_WORK INSTRUCTION_
The answer must be every line of the data that holds the word "Your".

_DATASET EXTRACT_
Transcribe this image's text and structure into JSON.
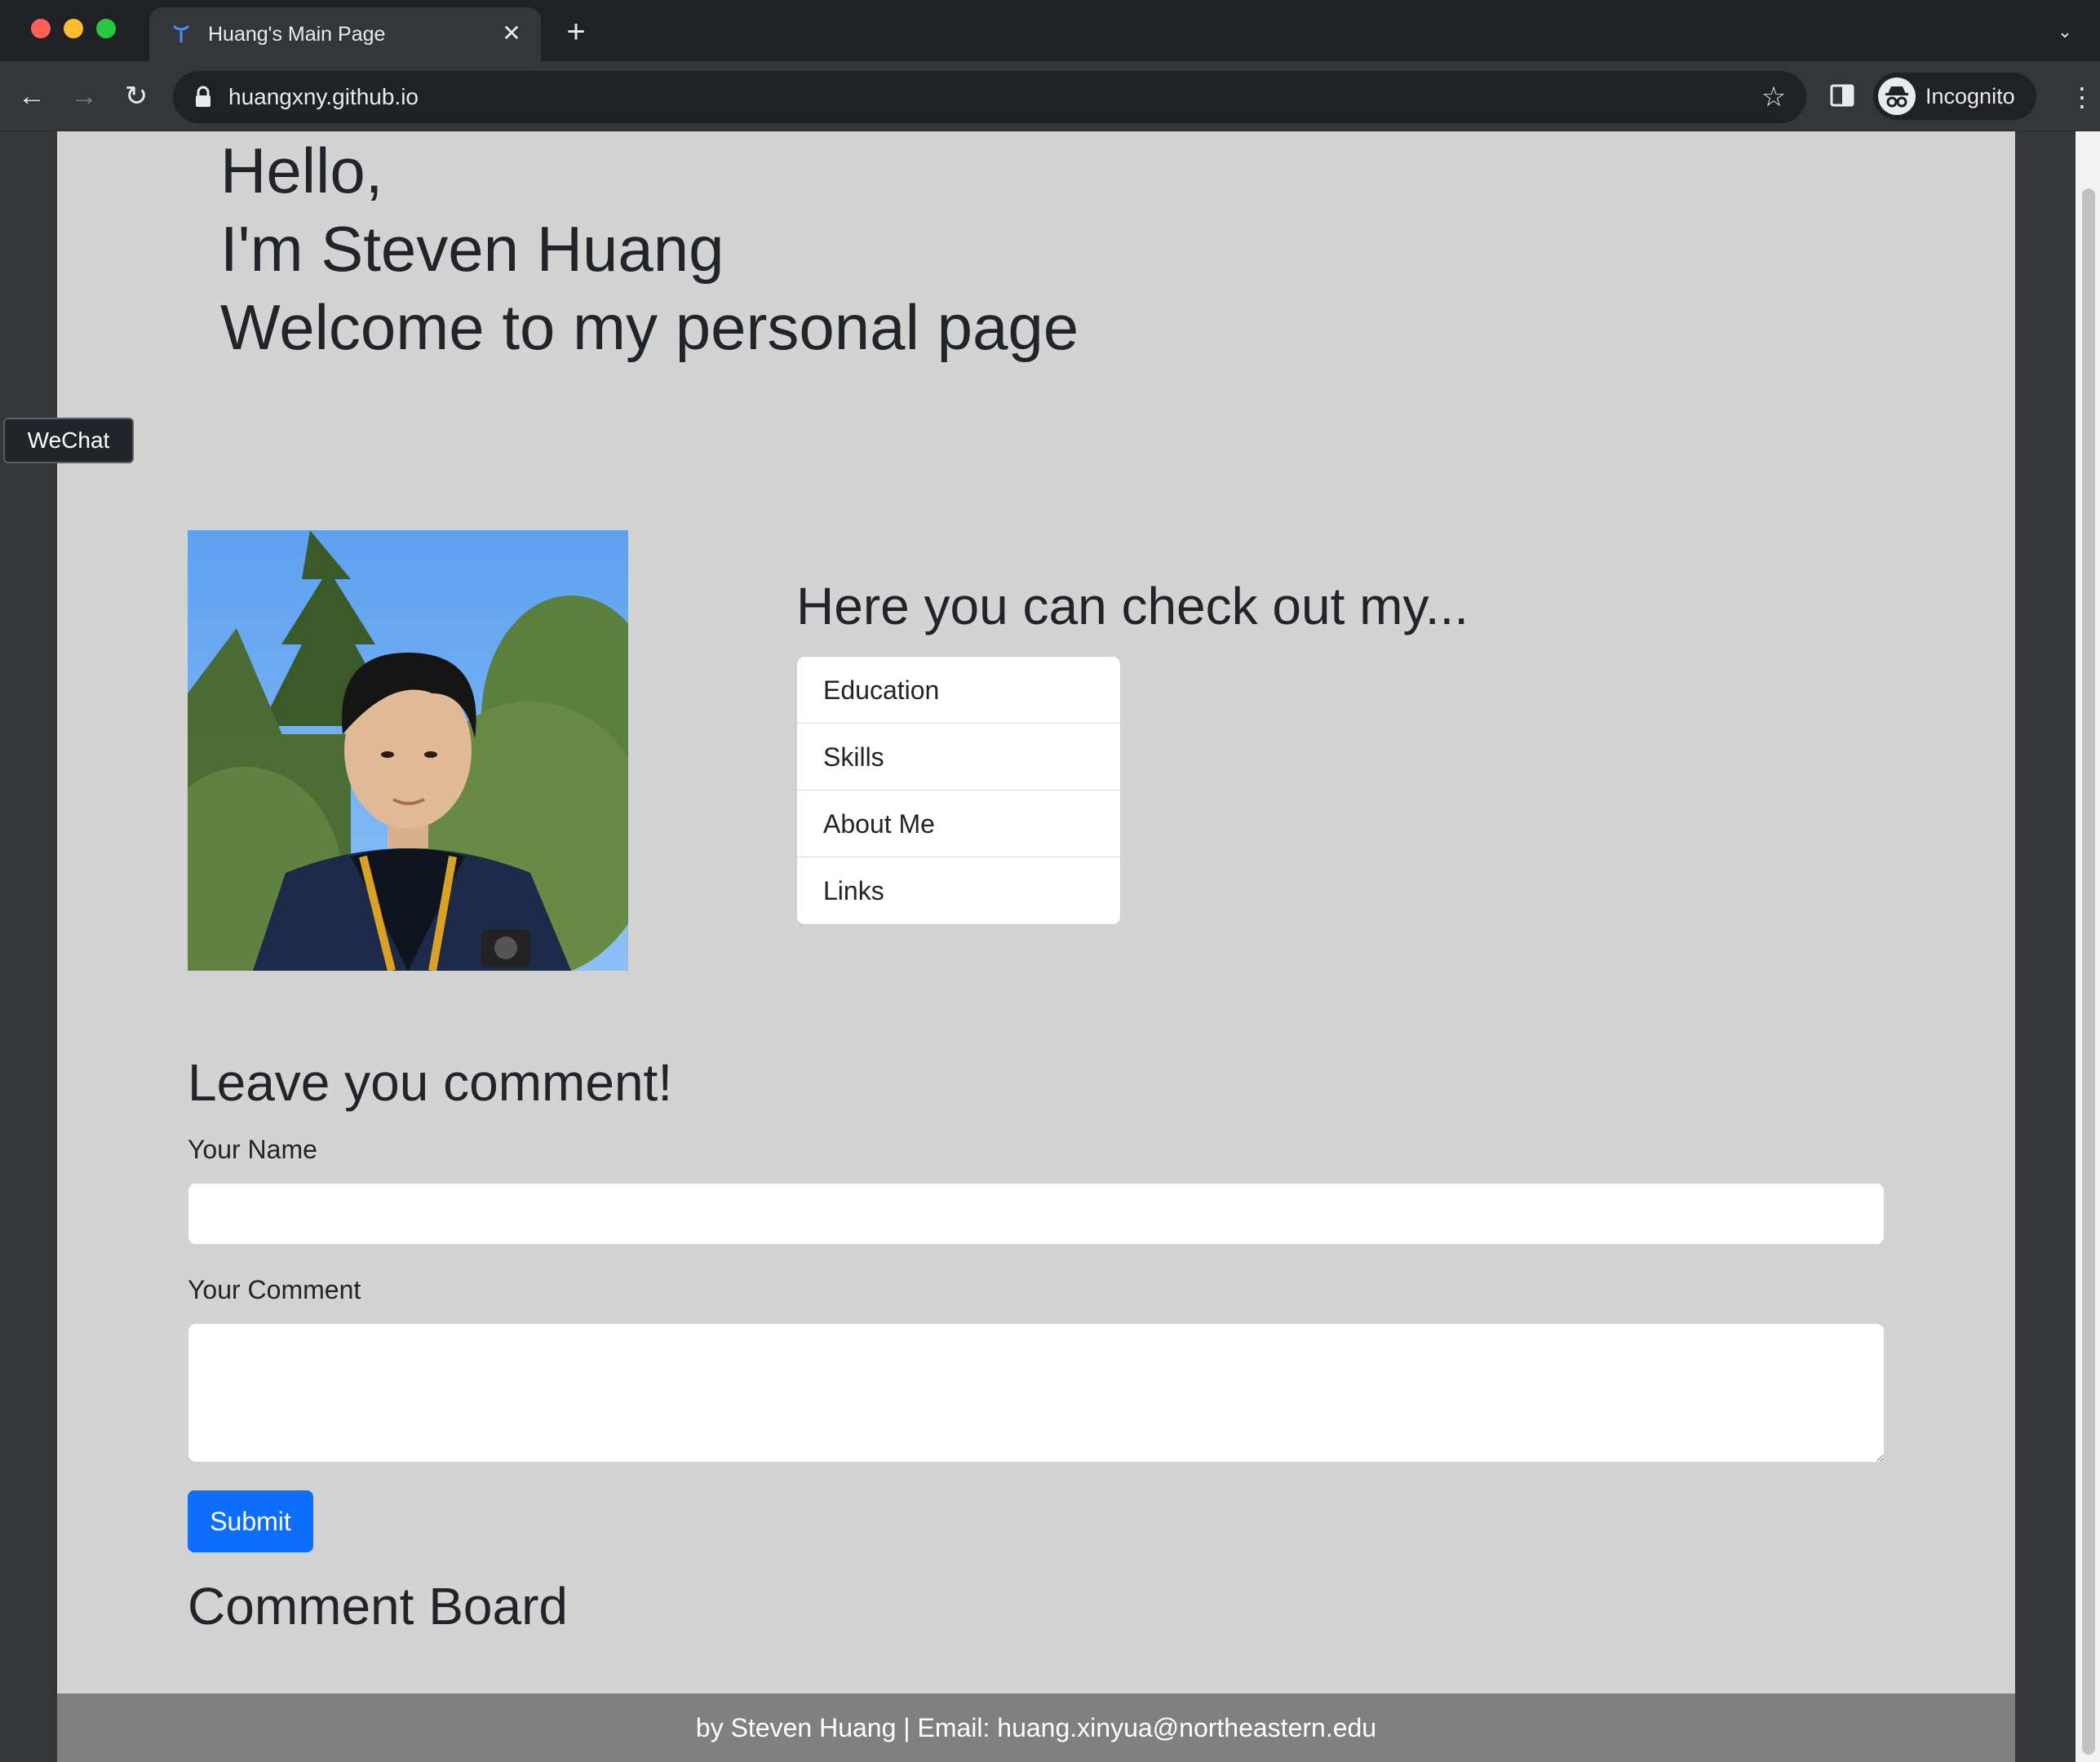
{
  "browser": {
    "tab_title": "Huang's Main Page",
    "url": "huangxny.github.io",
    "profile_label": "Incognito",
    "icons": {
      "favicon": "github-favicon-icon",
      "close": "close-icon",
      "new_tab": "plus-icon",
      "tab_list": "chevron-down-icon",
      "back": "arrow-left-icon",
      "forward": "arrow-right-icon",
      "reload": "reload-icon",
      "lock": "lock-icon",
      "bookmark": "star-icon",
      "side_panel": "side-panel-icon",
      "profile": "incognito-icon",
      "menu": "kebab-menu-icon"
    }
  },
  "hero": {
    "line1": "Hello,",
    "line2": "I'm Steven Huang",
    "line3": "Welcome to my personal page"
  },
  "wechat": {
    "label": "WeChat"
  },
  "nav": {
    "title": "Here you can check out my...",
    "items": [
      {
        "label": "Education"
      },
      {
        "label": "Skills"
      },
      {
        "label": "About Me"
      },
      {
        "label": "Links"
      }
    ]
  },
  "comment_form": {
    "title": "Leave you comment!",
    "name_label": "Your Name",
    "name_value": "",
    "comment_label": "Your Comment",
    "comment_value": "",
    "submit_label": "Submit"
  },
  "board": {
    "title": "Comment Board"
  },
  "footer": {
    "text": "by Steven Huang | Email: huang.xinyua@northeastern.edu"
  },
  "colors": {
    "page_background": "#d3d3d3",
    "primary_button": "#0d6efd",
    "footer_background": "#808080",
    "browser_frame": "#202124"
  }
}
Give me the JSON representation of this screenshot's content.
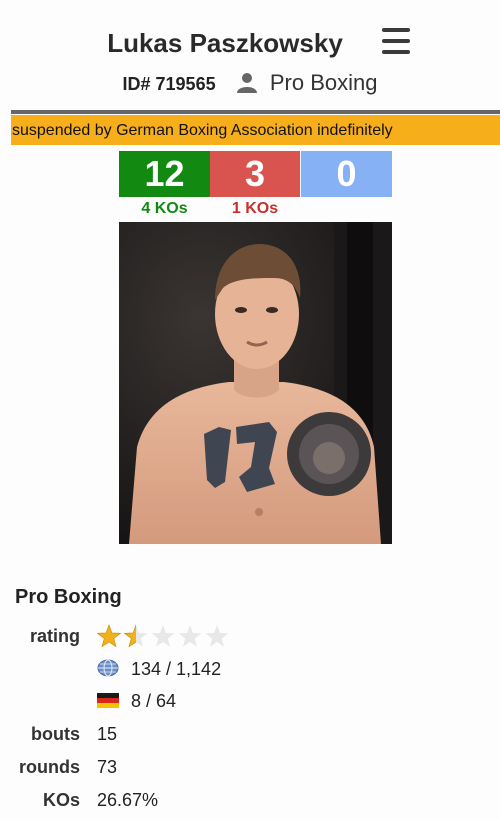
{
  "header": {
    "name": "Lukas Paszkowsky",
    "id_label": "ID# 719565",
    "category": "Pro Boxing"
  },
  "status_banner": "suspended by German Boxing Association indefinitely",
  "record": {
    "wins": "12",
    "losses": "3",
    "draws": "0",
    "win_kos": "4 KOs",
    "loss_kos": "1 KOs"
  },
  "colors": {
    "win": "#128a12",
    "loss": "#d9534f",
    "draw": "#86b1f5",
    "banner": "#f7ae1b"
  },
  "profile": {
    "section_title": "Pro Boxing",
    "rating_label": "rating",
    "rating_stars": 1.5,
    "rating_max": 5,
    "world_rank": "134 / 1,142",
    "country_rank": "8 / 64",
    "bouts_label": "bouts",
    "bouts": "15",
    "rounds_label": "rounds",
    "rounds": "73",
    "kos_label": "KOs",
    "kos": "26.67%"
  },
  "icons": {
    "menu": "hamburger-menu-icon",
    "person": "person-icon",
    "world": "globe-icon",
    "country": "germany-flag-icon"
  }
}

_RESPONSE AREA_
    "name_label": "Your Name",
    "comment_label": "Your Comment",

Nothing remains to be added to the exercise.